## Instructions to follow
Leave the images out. Give every line below again, precisely.

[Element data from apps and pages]
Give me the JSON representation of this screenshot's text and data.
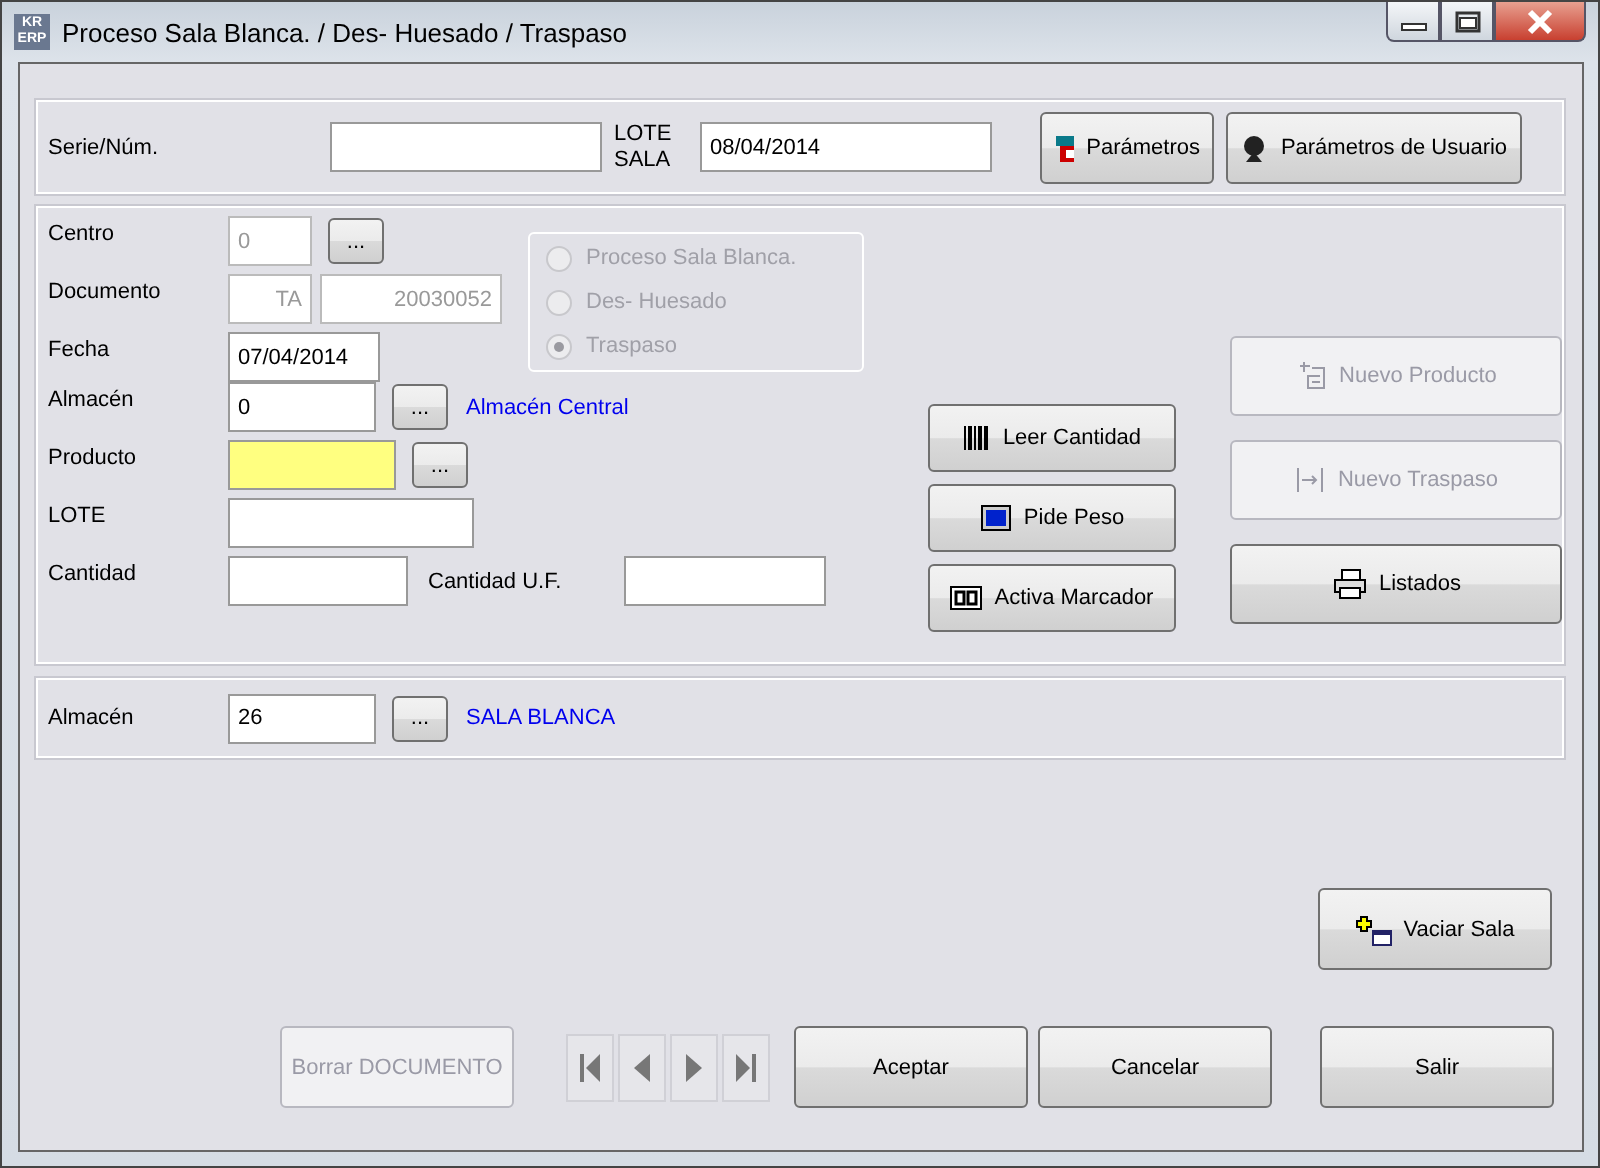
{
  "window": {
    "title": "Proceso Sala Blanca. / Des- Huesado / Traspaso",
    "logo": [
      "KR",
      "ERP"
    ]
  },
  "header": {
    "serie_label": "Serie/Núm.",
    "lote_label": "LOTE SALA",
    "lote_value": "08/04/2014",
    "buttons": [
      {
        "label": "Parámetros",
        "kind": "params"
      },
      {
        "label": "Parámetros de Usuario",
        "kind": "user"
      }
    ]
  },
  "fields": [
    {
      "kind": "lookup",
      "label": "Centro",
      "value": "0",
      "disabled": true,
      "button": "..."
    },
    {
      "kind": "document",
      "label": "Documento",
      "series": "TA",
      "number": "20030052",
      "disabled": true
    },
    {
      "kind": "text",
      "label": "Fecha",
      "value": "07/04/2014"
    },
    {
      "kind": "lookup",
      "label": "Almacén",
      "value": "0",
      "description": "Almacén Central",
      "button": "..."
    },
    {
      "kind": "lookup",
      "label": "Producto",
      "highlighted": true,
      "button": "..."
    },
    {
      "kind": "long_text",
      "label": "LOTE"
    },
    {
      "kind": "pair",
      "label": "Cantidad",
      "second_label": "Cantidad U.F."
    }
  ],
  "process_options": [
    {
      "label": "Proceso Sala Blanca.",
      "selected": false
    },
    {
      "label": "Des- Huesado",
      "selected": false
    },
    {
      "label": "Traspaso",
      "selected": true
    }
  ],
  "process_disabled": true,
  "scale_buttons": [
    {
      "label": "Leer Cantidad",
      "kind": "barcode"
    },
    {
      "label": "Pide Peso",
      "kind": "monitor"
    },
    {
      "label": "Activa Marcador",
      "kind": "counter"
    }
  ],
  "action_buttons": [
    {
      "label": "Nuevo Producto",
      "kind": "new",
      "disabled": true
    },
    {
      "label": "Nuevo Traspaso",
      "kind": "transfer",
      "disabled": true
    },
    {
      "label": "Listados",
      "kind": "print",
      "disabled": false
    }
  ],
  "destination": {
    "label": "Almacén",
    "value": "26",
    "description": "SALA BLANCA",
    "button": "..."
  },
  "vaciar": {
    "label": "Vaciar Sala"
  },
  "footer": {
    "delete_label": "Borrar DOCUMENTO",
    "delete_disabled": true,
    "buttons": [
      "Aceptar",
      "Cancelar"
    ],
    "exit": "Salir"
  }
}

## Written response
Give me the JSON representation of this screenshot's text and data.
{
  "window": {
    "title": "Proceso Sala Blanca. / Des- Huesado / Traspaso",
    "logo": [
      "KR",
      "ERP"
    ]
  },
  "header": {
    "serie_label": "Serie/Núm.",
    "lote_label": "LOTE SALA",
    "lote_value": "08/04/2014",
    "buttons": [
      {
        "label": "Parámetros",
        "kind": "params"
      },
      {
        "label": "Parámetros de Usuario",
        "kind": "user"
      }
    ]
  },
  "fields": [
    {
      "kind": "lookup",
      "label": "Centro",
      "value": "0",
      "disabled": true,
      "button": "..."
    },
    {
      "kind": "document",
      "label": "Documento",
      "series": "TA",
      "number": "20030052",
      "disabled": true
    },
    {
      "kind": "text",
      "label": "Fecha",
      "value": "07/04/2014"
    },
    {
      "kind": "lookup",
      "label": "Almacén",
      "value": "0",
      "description": "Almacén Central",
      "button": "..."
    },
    {
      "kind": "lookup",
      "label": "Producto",
      "highlighted": true,
      "button": "..."
    },
    {
      "kind": "long_text",
      "label": "LOTE"
    },
    {
      "kind": "pair",
      "label": "Cantidad",
      "second_label": "Cantidad U.F."
    }
  ],
  "process_options": [
    {
      "label": "Proceso Sala Blanca.",
      "selected": false
    },
    {
      "label": "Des- Huesado",
      "selected": false
    },
    {
      "label": "Traspaso",
      "selected": true
    }
  ],
  "process_disabled": true,
  "scale_buttons": [
    {
      "label": "Leer Cantidad",
      "kind": "barcode"
    },
    {
      "label": "Pide Peso",
      "kind": "monitor"
    },
    {
      "label": "Activa Marcador",
      "kind": "counter"
    }
  ],
  "action_buttons": [
    {
      "label": "Nuevo Producto",
      "kind": "new",
      "disabled": true
    },
    {
      "label": "Nuevo Traspaso",
      "kind": "transfer",
      "disabled": true
    },
    {
      "label": "Listados",
      "kind": "print",
      "disabled": false
    }
  ],
  "destination": {
    "label": "Almacén",
    "value": "26",
    "description": "SALA BLANCA",
    "button": "..."
  },
  "vaciar": {
    "label": "Vaciar Sala"
  },
  "footer": {
    "delete_label": "Borrar DOCUMENTO",
    "delete_disabled": true,
    "buttons": [
      "Aceptar",
      "Cancelar"
    ],
    "exit": "Salir"
  }
}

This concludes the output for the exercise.